For the 1950 Census, certain lines on each sheet were designated as sample lines, and the individuals on those lines were asked extra questions. The person on the last sample line on each sheet was asked even more questions (part of the 'super-sample').
Some people did not want to give the answers to the financial questions to the census enumerator. The Census Bureau anticipated this, and gave out a form which the person could send directly back to the Census Bureau. The enumerator's note at the top of the sheet was intended to alert the office so that the information from the Confidential Form could be copied onto the P-1 form.
See 1950 Census: Form P1, Population and Housing Schedule Questions 29 to 33 for All Persons on “Sample” Lines Who Were 14 Years of Age and Over by Claire Kluskens on the US National Archives' site History Hub for an overview of the entire process.
If the respondent still objected, the enumerator was to hand the person a “Form P6, Confidential Report on Income, 1949,” that the respondent could fill out, seal, and mail directly to the Census Bureau in Washington, DC. No signature or postage were required.
The link to the entire series on History Hub is: 1950 Census Blog Series.
For more information on the 1950 Census, see the Genealogy Series 2022 playlist on YouTube from the US National Archives Know Your Records Program.
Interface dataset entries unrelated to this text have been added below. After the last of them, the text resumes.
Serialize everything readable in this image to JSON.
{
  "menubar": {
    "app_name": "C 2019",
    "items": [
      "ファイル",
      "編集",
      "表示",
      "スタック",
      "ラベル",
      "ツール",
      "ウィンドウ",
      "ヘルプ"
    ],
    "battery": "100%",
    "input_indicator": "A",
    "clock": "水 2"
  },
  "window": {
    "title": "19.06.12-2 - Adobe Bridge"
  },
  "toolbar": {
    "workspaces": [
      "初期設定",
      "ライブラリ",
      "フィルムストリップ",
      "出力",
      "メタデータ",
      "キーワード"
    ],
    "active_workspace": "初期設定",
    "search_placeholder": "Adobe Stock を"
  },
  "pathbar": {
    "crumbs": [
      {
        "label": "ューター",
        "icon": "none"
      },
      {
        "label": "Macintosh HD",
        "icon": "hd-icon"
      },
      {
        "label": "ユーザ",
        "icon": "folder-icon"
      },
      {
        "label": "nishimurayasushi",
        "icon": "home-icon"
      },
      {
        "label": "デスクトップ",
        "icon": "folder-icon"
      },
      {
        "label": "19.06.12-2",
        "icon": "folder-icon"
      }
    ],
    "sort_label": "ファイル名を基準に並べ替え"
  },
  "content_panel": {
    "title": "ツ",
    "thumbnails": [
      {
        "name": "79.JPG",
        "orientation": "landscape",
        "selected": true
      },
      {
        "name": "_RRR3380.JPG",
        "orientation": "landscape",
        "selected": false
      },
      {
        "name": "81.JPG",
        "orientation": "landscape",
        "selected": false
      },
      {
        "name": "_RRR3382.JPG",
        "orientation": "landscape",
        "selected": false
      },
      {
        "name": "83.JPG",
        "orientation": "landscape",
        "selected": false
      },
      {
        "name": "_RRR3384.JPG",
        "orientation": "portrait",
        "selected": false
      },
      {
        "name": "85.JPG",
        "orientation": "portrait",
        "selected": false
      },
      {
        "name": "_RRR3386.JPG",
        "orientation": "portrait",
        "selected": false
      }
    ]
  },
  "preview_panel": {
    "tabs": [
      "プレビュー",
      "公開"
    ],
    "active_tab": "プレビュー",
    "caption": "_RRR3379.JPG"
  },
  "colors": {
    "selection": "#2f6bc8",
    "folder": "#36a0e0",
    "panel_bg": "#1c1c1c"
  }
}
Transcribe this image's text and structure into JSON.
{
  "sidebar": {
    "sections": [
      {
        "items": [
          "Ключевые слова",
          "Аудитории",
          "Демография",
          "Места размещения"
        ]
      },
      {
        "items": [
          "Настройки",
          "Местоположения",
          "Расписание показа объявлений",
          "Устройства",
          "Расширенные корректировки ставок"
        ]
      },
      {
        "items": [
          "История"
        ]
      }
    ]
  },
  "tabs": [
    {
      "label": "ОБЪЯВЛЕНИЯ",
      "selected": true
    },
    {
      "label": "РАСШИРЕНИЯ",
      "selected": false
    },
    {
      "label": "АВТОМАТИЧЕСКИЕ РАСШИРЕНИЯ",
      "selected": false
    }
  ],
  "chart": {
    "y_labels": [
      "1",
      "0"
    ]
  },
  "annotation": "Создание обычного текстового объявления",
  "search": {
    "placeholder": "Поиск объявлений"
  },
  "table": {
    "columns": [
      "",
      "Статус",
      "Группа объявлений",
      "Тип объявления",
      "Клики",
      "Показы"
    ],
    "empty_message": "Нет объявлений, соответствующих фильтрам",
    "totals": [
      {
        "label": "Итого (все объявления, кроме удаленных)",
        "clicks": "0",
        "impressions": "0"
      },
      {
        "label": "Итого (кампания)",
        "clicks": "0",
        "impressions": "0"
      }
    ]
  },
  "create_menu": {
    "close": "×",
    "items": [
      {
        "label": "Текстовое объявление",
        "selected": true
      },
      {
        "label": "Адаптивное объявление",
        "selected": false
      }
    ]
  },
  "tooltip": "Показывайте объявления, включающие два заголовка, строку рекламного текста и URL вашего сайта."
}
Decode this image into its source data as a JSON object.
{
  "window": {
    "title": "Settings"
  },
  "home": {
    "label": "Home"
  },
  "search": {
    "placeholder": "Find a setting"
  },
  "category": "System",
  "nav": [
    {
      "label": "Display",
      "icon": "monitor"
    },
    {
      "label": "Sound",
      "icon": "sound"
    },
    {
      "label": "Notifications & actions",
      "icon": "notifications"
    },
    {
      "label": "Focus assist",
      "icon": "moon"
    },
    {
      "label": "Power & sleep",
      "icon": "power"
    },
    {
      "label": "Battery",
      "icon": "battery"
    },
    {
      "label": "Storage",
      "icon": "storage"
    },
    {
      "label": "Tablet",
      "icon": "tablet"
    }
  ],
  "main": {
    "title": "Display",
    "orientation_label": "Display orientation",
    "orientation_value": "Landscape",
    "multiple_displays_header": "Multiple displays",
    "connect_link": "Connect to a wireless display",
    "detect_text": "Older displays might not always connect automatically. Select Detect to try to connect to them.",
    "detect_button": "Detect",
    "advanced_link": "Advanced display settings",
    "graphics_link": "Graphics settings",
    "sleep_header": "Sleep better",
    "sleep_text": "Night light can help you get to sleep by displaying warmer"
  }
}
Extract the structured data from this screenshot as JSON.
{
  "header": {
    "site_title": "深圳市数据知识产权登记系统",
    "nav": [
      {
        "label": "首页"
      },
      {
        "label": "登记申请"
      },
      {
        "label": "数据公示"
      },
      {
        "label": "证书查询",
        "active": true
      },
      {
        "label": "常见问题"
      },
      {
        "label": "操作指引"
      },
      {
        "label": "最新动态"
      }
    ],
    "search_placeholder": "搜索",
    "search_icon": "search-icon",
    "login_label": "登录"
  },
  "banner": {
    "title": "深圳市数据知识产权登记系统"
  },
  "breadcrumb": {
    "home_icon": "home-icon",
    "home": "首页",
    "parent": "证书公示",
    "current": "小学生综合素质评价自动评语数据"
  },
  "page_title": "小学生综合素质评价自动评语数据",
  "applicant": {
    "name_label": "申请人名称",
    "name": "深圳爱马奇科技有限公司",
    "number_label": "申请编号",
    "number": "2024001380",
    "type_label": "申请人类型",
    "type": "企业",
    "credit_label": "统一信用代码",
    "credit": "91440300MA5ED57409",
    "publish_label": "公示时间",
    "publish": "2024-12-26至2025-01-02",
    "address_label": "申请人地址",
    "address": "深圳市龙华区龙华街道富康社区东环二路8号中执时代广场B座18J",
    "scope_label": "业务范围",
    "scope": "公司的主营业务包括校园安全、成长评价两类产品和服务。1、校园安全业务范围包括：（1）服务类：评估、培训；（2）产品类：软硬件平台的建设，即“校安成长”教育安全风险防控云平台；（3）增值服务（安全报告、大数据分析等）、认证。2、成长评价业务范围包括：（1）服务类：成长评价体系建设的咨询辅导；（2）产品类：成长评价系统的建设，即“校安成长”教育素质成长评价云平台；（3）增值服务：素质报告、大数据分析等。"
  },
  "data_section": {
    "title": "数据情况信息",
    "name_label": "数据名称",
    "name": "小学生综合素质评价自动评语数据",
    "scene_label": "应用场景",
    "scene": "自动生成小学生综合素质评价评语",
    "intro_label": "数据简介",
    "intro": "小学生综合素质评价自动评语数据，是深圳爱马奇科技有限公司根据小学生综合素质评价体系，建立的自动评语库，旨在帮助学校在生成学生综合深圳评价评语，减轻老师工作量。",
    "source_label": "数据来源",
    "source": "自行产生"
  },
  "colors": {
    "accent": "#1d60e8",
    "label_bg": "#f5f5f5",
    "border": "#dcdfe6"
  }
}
Handouts and presentation slides are available from National Archives Genealogy Series: 1950 Census at the US National Archives' website.
The presentation from May 18 at 1 p.m. ET History of Census Records and the National Archives, by Dr. Sharon Tosi Lacey, discusses how sampling began with the 1940 Census, was increased for the 1950 Census.